Some former Provisional IRA members are now engaged in organised crime in the Republic for personal gain, a new Garda report has concluded.

The assessment by the force also revealed €28 million has been taken by the Criminal Assets Bureau from 50 people "who have had connections or associations to PIRA on the past".

Overall, the Garda assessment finds PIRA has not been recruiting in the Republic since it committed to the peace process in the 1990s and that it has “withered” year on year, to a much greater extent than in the North.

However, there remained serious “legacy issues”, of which defections to still-active dissident groups was one and involvement in organised crime and violence another.


“(There) is clear evidence that a significant number of persons who have been associated with PIRA remain criminally active, particularly in organised crime, and continue to associate together,” the PIRA review for Government says.

“They make full use of their “legacy” reputations and in some cases their former terrorist tactics.

“No evidence has emerged in the course of the review which has been undertaken that this activity is directed by leadership of the organisation or that it is other than for personal gain.”

The Garda's assessment of the PIRA in the Republic was requested by Minister for Justice Frances Fitzgerald in August after the PSNI suggested the PIRA had been involved in the murder of former member Kevin McGuigan, shot dead in Belfast, earlier in the month.

In her correspondence to the Government accompanying the assessment of PIRA, Garda Commissioner Nóirín O’Sullivan said it had never been the force’s view that “PIRA had disbanded and accordingly ceased to exist”.

Instead, any assessment of the PIRA’s current status would always be “inevitably complex”, especially since some of those previously associated with it were now part of “a wider movement which includes a political party”.

Defections of former members to dissident groups and the involvement of other former members in organised crime aside, the Garda assessment gives the PIRA a clean bill of health in its transition from terrorist group to political campaign.

There was, for example, “clear intelligence and evidence” of former members “adopting exclusively political or community roles”, while other former members “have ceased to be active in the republican movement in any capacity”.

However, the “significant” number of defections from the former ranks of PIRA to dissident groupings was continuing to cause serious problems.

For example, from November 1st, 2010, to the present, 70 people have been charged with membership of an illegal organisation or related offences – including explosives and firearms crimes – with 33 having past associations with PIRA.

None of those charged was linked to the PIRA when charged. But the rivalry between both sides was an issue.

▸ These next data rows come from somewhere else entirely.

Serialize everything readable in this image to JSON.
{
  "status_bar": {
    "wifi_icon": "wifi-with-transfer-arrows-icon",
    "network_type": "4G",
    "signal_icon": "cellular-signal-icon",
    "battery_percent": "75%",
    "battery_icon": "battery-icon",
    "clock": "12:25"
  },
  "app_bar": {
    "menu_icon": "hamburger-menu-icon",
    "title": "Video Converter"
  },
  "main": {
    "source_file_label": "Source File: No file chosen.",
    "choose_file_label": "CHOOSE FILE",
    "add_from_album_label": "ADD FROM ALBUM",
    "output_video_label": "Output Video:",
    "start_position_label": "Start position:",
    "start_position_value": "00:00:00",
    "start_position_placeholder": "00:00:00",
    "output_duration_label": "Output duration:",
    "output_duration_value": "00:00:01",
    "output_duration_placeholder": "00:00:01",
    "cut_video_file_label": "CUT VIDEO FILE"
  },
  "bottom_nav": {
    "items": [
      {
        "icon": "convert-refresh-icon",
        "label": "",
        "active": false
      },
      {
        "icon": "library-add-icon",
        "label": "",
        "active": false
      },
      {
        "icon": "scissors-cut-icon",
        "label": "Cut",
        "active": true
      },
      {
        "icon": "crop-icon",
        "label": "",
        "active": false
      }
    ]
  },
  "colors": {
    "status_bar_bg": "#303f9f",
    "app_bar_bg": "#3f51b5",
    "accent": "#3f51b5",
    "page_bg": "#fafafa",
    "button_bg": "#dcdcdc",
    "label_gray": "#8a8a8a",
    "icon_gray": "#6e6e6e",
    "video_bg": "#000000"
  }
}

“Defections to dissident groups is often accompanied by acrimony, threats and physical attacks between former close associates, sometimes resulting in violent attacks on each other,” the Garda assessment says.

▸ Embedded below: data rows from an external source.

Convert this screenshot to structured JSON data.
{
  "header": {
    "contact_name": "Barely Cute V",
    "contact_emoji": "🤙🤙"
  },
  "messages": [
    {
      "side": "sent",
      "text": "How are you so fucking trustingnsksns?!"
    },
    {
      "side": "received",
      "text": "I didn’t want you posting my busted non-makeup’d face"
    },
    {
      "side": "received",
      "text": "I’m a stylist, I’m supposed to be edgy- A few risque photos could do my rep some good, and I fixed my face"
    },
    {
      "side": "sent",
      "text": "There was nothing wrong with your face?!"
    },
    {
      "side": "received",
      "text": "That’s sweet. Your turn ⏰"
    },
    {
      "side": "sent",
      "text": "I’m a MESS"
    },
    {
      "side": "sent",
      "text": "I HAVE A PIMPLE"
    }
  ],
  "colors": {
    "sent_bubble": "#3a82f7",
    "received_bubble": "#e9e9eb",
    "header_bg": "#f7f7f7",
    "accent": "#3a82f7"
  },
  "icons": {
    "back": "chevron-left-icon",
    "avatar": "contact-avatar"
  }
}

Conor Lally

Conor Lally

Conor Lally is Security and Crime Editor of The Irish Times